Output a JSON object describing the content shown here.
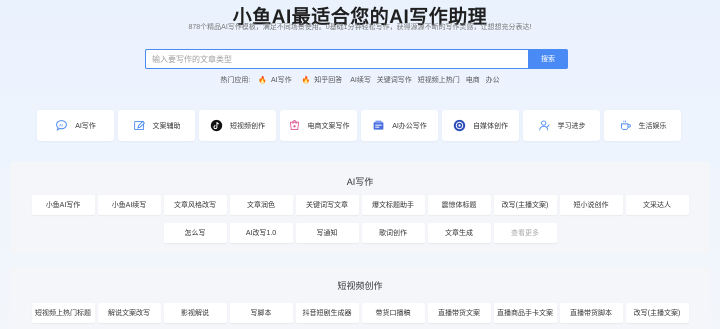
{
  "hero": {
    "title": "小鱼AI最适合您的AI写作助理",
    "subtitle": "878个精品AI写作模板，满足不同场景使用。0基础1分钟轻松写作，获得源源不断的写作灵感，让想想充分表达!"
  },
  "search": {
    "placeholder": "输入要写作的文章类型",
    "button_label": "搜索"
  },
  "hot": {
    "label": "热门应用:",
    "items": [
      "AI写作",
      "知乎回答",
      "AI续写",
      "关键词写作",
      "短视频上热门",
      "电商",
      "办公"
    ]
  },
  "categories": [
    {
      "label": "AI写作",
      "icon": "ai-chat-icon"
    },
    {
      "label": "文案辅助",
      "icon": "pen-icon"
    },
    {
      "label": "短视频创作",
      "icon": "tiktok-icon"
    },
    {
      "label": "电商文案写作",
      "icon": "shop-icon"
    },
    {
      "label": "AI办公写作",
      "icon": "office-icon"
    },
    {
      "label": "自媒体创作",
      "icon": "media-icon"
    },
    {
      "label": "学习进步",
      "icon": "learn-icon"
    },
    {
      "label": "生活娱乐",
      "icon": "cup-icon"
    }
  ],
  "sections": [
    {
      "title": "AI写作",
      "rows": [
        [
          "小鱼AI写作",
          "小鱼AI续写",
          "文章风格改写",
          "文章润色",
          "关键词写文章",
          "爆文标题助手",
          "震惊体标题",
          "改写(主播文案)",
          "短小说创作",
          "文采达人"
        ],
        [
          "怎么写",
          "AI改写1.0",
          "写通知",
          "歌词创作",
          "文章生成",
          "查看更多"
        ]
      ]
    },
    {
      "title": "短视频创作",
      "rows": [
        [
          "短视频上热门标题",
          "解说文案改写",
          "影视解说",
          "写脚本",
          "抖音短剧生成器",
          "带货口播稿",
          "直播带货文案",
          "直播商品手卡文案",
          "直播带货脚本",
          "改写(主播文案)"
        ]
      ]
    }
  ],
  "colors": {
    "accent": "#4a8af4",
    "fire": "#f0642a"
  }
}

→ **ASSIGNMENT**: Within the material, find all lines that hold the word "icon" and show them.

→ **YOUR RESPONSE**:
      "icon": "ai-chat-icon"
      "icon": "pen-icon"
      "icon": "tiktok-icon"
      "icon": "shop-icon"
      "icon": "office-icon"
      "icon": "media-icon"
      "icon": "learn-icon"
      "icon": "cup-icon"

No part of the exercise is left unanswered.